== Data in this exercise ==

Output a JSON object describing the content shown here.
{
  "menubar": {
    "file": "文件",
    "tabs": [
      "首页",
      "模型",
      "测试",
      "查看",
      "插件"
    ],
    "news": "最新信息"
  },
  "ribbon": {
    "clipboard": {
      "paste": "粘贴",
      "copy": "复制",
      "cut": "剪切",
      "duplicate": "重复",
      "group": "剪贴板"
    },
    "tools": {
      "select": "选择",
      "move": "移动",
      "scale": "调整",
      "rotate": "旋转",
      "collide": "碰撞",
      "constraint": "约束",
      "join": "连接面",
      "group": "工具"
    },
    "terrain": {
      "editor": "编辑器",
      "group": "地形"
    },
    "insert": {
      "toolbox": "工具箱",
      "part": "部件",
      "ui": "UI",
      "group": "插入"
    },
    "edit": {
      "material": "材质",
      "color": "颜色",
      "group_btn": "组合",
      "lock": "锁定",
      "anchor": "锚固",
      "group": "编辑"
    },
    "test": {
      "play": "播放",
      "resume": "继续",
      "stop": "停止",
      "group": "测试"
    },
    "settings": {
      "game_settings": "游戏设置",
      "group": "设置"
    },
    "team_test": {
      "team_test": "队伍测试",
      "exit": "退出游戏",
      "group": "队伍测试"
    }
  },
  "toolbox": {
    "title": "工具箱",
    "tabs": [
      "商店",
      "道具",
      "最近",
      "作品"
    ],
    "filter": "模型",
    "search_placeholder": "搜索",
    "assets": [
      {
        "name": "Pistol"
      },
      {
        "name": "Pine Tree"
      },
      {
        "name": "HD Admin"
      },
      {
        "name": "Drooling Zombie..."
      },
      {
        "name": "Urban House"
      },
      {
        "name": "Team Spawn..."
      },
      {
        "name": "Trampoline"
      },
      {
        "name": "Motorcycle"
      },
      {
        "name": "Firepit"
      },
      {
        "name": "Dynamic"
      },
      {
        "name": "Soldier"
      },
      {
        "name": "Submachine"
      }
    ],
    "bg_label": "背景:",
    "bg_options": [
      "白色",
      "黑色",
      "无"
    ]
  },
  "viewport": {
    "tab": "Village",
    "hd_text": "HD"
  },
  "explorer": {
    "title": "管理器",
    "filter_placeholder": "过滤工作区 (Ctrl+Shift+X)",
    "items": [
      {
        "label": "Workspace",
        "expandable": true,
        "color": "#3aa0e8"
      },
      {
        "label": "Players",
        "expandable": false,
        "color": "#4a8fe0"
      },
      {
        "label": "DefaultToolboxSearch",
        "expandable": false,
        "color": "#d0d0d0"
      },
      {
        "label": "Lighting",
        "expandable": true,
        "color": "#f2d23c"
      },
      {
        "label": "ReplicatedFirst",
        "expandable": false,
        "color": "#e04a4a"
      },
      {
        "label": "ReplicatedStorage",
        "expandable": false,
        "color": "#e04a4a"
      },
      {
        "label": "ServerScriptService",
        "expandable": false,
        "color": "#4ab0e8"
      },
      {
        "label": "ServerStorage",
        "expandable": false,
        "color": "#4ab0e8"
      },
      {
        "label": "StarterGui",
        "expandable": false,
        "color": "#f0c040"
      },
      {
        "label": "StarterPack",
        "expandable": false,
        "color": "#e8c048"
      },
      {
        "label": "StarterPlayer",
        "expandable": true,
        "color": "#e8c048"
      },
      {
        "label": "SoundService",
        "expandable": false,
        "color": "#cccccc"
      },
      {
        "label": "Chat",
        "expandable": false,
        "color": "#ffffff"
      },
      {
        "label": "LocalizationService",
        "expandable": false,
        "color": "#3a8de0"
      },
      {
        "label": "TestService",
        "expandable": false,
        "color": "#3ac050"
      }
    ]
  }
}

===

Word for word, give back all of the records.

=== Response to the task ===
Output a JSON object describing the content shown here.
{
  "menubar": {
    "file": "文件",
    "tabs": [
      "首页",
      "模型",
      "测试",
      "查看",
      "插件"
    ],
    "news": "最新信息"
  },
  "ribbon": {
    "clipboard": {
      "paste": "粘贴",
      "copy": "复制",
      "cut": "剪切",
      "duplicate": "重复",
      "group": "剪贴板"
    },
    "tools": {
      "select": "选择",
      "move": "移动",
      "scale": "调整",
      "rotate": "旋转",
      "collide": "碰撞",
      "constraint": "约束",
      "join": "连接面",
      "group": "工具"
    },
    "terrain": {
      "editor": "编辑器",
      "group": "地形"
    },
    "insert": {
      "toolbox": "工具箱",
      "part": "部件",
      "ui": "UI",
      "group": "插入"
    },
    "edit": {
      "material": "材质",
      "color": "颜色",
      "group_btn": "组合",
      "lock": "锁定",
      "anchor": "锚固",
      "group": "编辑"
    },
    "test": {
      "play": "播放",
      "resume": "继续",
      "stop": "停止",
      "group": "测试"
    },
    "settings": {
      "game_settings": "游戏设置",
      "group": "设置"
    },
    "team_test": {
      "team_test": "队伍测试",
      "exit": "退出游戏",
      "group": "队伍测试"
    }
  },
  "toolbox": {
    "title": "工具箱",
    "tabs": [
      "商店",
      "道具",
      "最近",
      "作品"
    ],
    "filter": "模型",
    "search_placeholder": "搜索",
    "assets": [
      {
        "name": "Pistol"
      },
      {
        "name": "Pine Tree"
      },
      {
        "name": "HD Admin"
      },
      {
        "name": "Drooling Zombie..."
      },
      {
        "name": "Urban House"
      },
      {
        "name": "Team Spawn..."
      },
      {
        "name": "Trampoline"
      },
      {
        "name": "Motorcycle"
      },
      {
        "name": "Firepit"
      },
      {
        "name": "Dynamic"
      },
      {
        "name": "Soldier"
      },
      {
        "name": "Submachine"
      }
    ],
    "bg_label": "背景:",
    "bg_options": [
      "白色",
      "黑色",
      "无"
    ]
  },
  "viewport": {
    "tab": "Village",
    "hd_text": "HD"
  },
  "explorer": {
    "title": "管理器",
    "filter_placeholder": "过滤工作区 (Ctrl+Shift+X)",
    "items": [
      {
        "label": "Workspace",
        "expandable": true,
        "color": "#3aa0e8"
      },
      {
        "label": "Players",
        "expandable": false,
        "color": "#4a8fe0"
      },
      {
        "label": "DefaultToolboxSearch",
        "expandable": false,
        "color": "#d0d0d0"
      },
      {
        "label": "Lighting",
        "expandable": true,
        "color": "#f2d23c"
      },
      {
        "label": "ReplicatedFirst",
        "expandable": false,
        "color": "#e04a4a"
      },
      {
        "label": "ReplicatedStorage",
        "expandable": false,
        "color": "#e04a4a"
      },
      {
        "label": "ServerScriptService",
        "expandable": false,
        "color": "#4ab0e8"
      },
      {
        "label": "ServerStorage",
        "expandable": false,
        "color": "#4ab0e8"
      },
      {
        "label": "StarterGui",
        "expandable": false,
        "color": "#f0c040"
      },
      {
        "label": "StarterPack",
        "expandable": false,
        "color": "#e8c048"
      },
      {
        "label": "StarterPlayer",
        "expandable": true,
        "color": "#e8c048"
      },
      {
        "label": "SoundService",
        "expandable": false,
        "color": "#cccccc"
      },
      {
        "label": "Chat",
        "expandable": false,
        "color": "#ffffff"
      },
      {
        "label": "LocalizationService",
        "expandable": false,
        "color": "#3a8de0"
      },
      {
        "label": "TestService",
        "expandable": false,
        "color": "#3ac050"
      }
    ]
  }
}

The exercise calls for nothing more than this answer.